Toni Morrison needs no introduction. In fact, I almost wrote THE before her name because she is a living legend who deserves nothing but the world’s respect and admiration. On sale February 12th, The Source of Self-Regard offers new nonfiction through essay, speeches, and meditations in culture, art, and society. In the spirit of honesty, Toni Morrison could write about anything and I’d read it. She has written prolifically and almost nonstop since she won the Nobel Prize in 1993, and many of her books have made their way into required reading. Probably best to keep up and not let this one pass any of us by. (Amazon)
The Wedding Party by Jasmine Guillory
The Wedding Party, out on July 16th, follows The Wedding Date (Jan 2018) and The Proposal (Oct 2018), which were two of my favorite books of the last year. They are fun, sexy, and wonderfully written fiction to disappear into for a weekend. This one finds protagonists Theo and Maddie helping to plan their best friend’s wedding. They decide to sneak around until the wedding is over but their hearts have other plans. You can read The Wedding Party as a standalone if you want, but you’d be missing out a whole swoon-y world that Guillory has created. (Amazon)

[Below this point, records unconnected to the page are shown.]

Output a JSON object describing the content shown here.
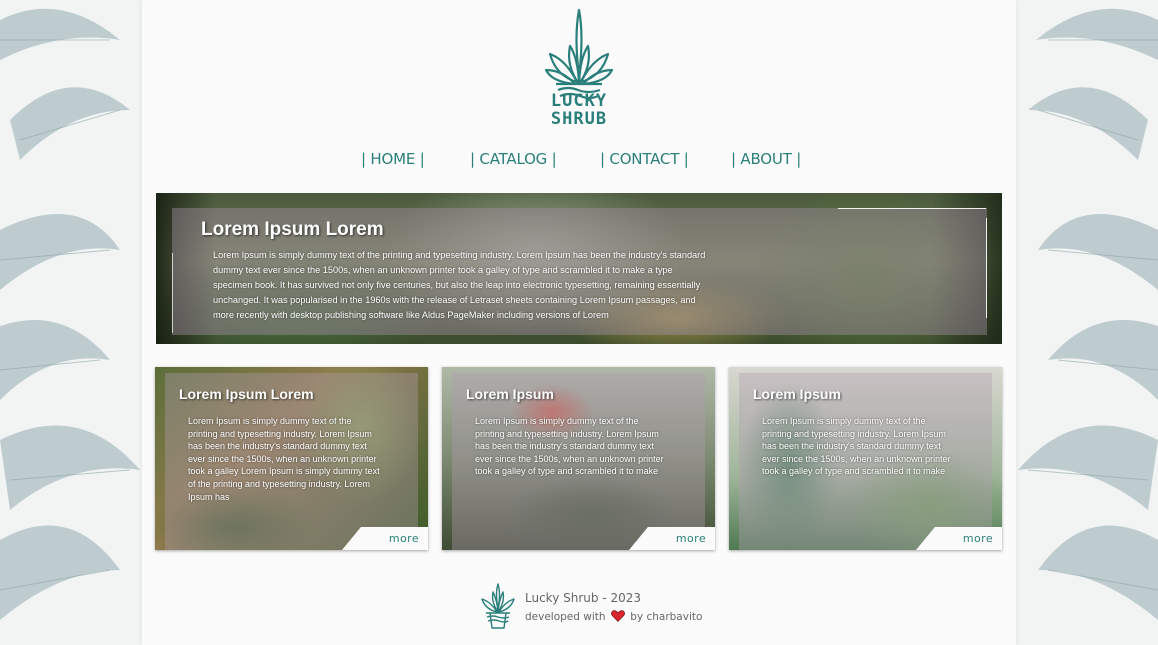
{
  "brand": {
    "name_line1": "LUCKY",
    "name_line2": "SHRUB",
    "accent_color": "#2a7f7b",
    "logo_icon": "potted-plant-logo-icon"
  },
  "nav": {
    "items": [
      {
        "label": "| HOME |"
      },
      {
        "label": "| CATALOG |"
      },
      {
        "label": "| CONTACT |"
      },
      {
        "label": "| ABOUT |"
      }
    ]
  },
  "hero": {
    "title": "Lorem Ipsum Lorem",
    "body": "Lorem Ipsum is simply dummy text of the printing and typesetting industry. Lorem Ipsum has been the industry's standard dummy text ever since the 1500s, when an unknown printer took a galley of type and scrambled it to make a type specimen book. It has survived not only five centuries, but also the leap into electronic typesetting, remaining essentially unchanged. It was popularised in the 1960s with the release of Letraset sheets containing Lorem Ipsum passages, and more recently with desktop publishing software like Aldus PageMaker including versions of Lorem"
  },
  "cards": [
    {
      "title": "Lorem Ipsum Lorem",
      "body": "Lorem Ipsum is simply dummy text of the printing and typesetting industry. Lorem Ipsum has been the industry's standard dummy text ever since the 1500s, when an unknown printer took a galley  Lorem Ipsum is simply dummy text of the printing and typesetting industry. Lorem Ipsum has",
      "more_label": "more"
    },
    {
      "title": "Lorem Ipsum",
      "body": "Lorem Ipsum is simply dummy text of the printing and typesetting industry. Lorem Ipsum has been the industry's standard dummy text ever since the 1500s, when an unknown printer took a galley of type and scrambled it to make",
      "more_label": "more"
    },
    {
      "title": "Lorem Ipsum",
      "body": "Lorem Ipsum is simply dummy text of the printing and typesetting industry. Lorem Ipsum has been the industry's standard dummy text ever since the 1500s, when an unknown printer took a galley of type and scrambled it to make",
      "more_label": "more"
    }
  ],
  "footer": {
    "title": "Lucky Shrub - 2023",
    "developed_prefix": "developed with",
    "developed_suffix": "by charbavito",
    "heart_icon": "heart-icon",
    "heart_color": "#d9262c"
  }
}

Children of Virtue and Vengeance (Legacy of Orisha Book 2) by Tomi Adeyemi
Tomi Adeyemi took the world by storm with her debut young adult fantasy novel, Children of Blood and Bone. She has been called the next J.K. Rowling, and her trilogy compared to a Hunger Games — but black. Children of Virtue and Vengeance, Adeyemi exclusively told InStyle, is out on March 7th via Macmillan. After successfully bringing magic back to Orïsha, Zélie and Amari learn that they may have opened up their world to more than they expected. Readers across the world are eagerly awaiting this next installment. (Amazon)
Black is the Body: Stories From my Grandmother’s Time, My Mother’s Time, And Mine by Emily Bernard
I have not stopped thinking about the subtitle of this essay collection since I was first made aware of this book in December 2018. I am a very family oriented person and the idea of hearing three generations of stories from black women is so exciting to me. I wish my own grandmother were here to tell more stories. Black is the Body was one of Oprah Magazine’s 25 most anticipated books of 2019, and now it's out and in its second printing. Clearly, we could all use some generational storytelling about now. (Amazon)
On The Come Up by Angie Thomas
The Come Up comes on the heels of the success of Angie Thomas' novel, The Hate You Give (which is now also a movie starring Amandla Stenberg) about a young girl who witnesses the killing of her unarmed childhood best friend at the hands of police. Out as of February 5th, The Come Up follows Bri, a 16-year-old aspiring rapper with big shoes to fill. Her father, an underground hip-hop legend, died just before he was about to take off in his career. Based on the critical acclaim around The Hate You Give, the bar for this book has been set pretty high. Who wouldn't be excited for a new story about a young black girl trying to figure out life and become someone she can be proud of? (Amazon)